Accra, Ghana America’s president and Africa’s son, Barack Obama dashed with pride onto the continent of his ancestors Saturday, challenging its people to shed corruption and conflict in favor of peace. Campaigning to all of Africa, he said “Yes you can.”
“I say this knowing full well the tragic past that has sometimes haunted this part of the world,” Obama told a riveted Ghanaian Parliament. “I have the blood of Africa within me.”
In the faces of those who lined the streets and in many of Obama’s own words, this trip was personal. Beyond his message, the story was his presence — the first black U.S. president coming to poor, proud, predominantly black sub-Sahara Africa for his first time in office.
The emotional touchstone of his visit: a tour of Cape Coast Castle, the cannon-lined fortress where slaves were kept in squalid dungeons, then shipped in chains to America through a “Door of No Return” that opens to the sea.
Obama absorbed the experience with his wife, Michelle, and their girls, Sasha and Malia.
“I’ll never forget the image of my two young daughters, the descendants of Africans and African-Americans, walking through those doors of no return but then walking back (through) those doors,” he said later at a grand departure ceremony. “It was a remarkable reminder that, while the future is unknowable, the winds always blow in the direction of human progress.” Ghanaians lined up on the tarmac lingered for a time even after Air Force One disappeared into the nighttime sky.
The White House said Obama held no big public events in a city frenzied to see him because Obama wanted to put the light on Africa, not himself. But reality proved otherwise.
Obama billboards dotted the roads. Women wore dresses made of cloth bearing his image.

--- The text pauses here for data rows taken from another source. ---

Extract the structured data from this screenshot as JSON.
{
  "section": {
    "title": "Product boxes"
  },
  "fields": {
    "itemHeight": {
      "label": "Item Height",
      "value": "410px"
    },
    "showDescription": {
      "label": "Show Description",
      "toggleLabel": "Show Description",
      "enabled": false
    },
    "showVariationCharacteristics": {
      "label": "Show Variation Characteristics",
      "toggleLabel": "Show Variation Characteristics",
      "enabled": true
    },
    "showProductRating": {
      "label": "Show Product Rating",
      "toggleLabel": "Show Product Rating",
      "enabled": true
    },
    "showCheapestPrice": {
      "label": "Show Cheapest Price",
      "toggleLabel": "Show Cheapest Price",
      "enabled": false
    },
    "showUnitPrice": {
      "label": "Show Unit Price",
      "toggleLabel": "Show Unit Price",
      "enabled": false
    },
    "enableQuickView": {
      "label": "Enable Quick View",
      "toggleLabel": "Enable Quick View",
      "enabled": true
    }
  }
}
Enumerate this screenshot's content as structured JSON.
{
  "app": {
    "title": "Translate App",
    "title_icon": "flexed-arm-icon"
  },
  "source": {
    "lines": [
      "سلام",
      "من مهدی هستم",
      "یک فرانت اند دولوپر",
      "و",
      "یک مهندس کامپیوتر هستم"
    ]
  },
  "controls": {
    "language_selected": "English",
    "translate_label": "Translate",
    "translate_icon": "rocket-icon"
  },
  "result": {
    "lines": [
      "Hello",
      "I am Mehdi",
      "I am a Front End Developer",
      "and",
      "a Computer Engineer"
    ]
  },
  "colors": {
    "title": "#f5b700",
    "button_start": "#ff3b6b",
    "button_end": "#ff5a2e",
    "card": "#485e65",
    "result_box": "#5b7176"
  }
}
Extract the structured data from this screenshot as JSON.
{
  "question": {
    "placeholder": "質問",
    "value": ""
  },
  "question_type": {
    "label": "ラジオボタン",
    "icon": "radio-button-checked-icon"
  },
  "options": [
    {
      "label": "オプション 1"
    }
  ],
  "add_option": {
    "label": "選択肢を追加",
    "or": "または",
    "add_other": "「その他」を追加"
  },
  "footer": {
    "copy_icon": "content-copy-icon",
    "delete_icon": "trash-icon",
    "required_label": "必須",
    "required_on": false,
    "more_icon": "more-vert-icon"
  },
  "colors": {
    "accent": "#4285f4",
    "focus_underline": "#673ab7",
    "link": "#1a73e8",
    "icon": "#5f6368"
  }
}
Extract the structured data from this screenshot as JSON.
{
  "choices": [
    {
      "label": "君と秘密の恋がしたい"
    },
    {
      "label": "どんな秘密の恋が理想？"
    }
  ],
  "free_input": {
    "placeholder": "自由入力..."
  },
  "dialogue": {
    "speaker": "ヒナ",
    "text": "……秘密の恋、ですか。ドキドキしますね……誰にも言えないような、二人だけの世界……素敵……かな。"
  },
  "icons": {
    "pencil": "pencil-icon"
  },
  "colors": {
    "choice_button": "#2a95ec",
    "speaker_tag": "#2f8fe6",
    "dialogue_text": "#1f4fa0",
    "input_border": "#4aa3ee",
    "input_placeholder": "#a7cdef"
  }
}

Tribal chiefs, lawmakers, church leaders, street vendors — to them, it felt like history.
“All Ghanaians want to see you,” lamented Ghana’s president, John Atta Mills, before feting Obama at a breakfast banquet of hundreds of guests at the coastal presidential castle.
To their disappointment, most people did not see him. The lack of open events and the heavy security kept many in this West African nation away from Obama. They watched him on TV.
Overall, there was no dampening the tone of joy. Headlines screamed of Obama fever.
“It makes us proud of Ghana,” said Richard Kwasi-Yeboah, a 49-year-old selling posters of the American president. “We’re proud he chose us. It proves that Ghana is really free.”
At the heart of Obama’s message here: African nations crippled by coups and chaos, like Ghana has been in the past, can reshape themselves into lawful democracies. He said it takes good governance, sustained development, improved health care.
And that the moment is now.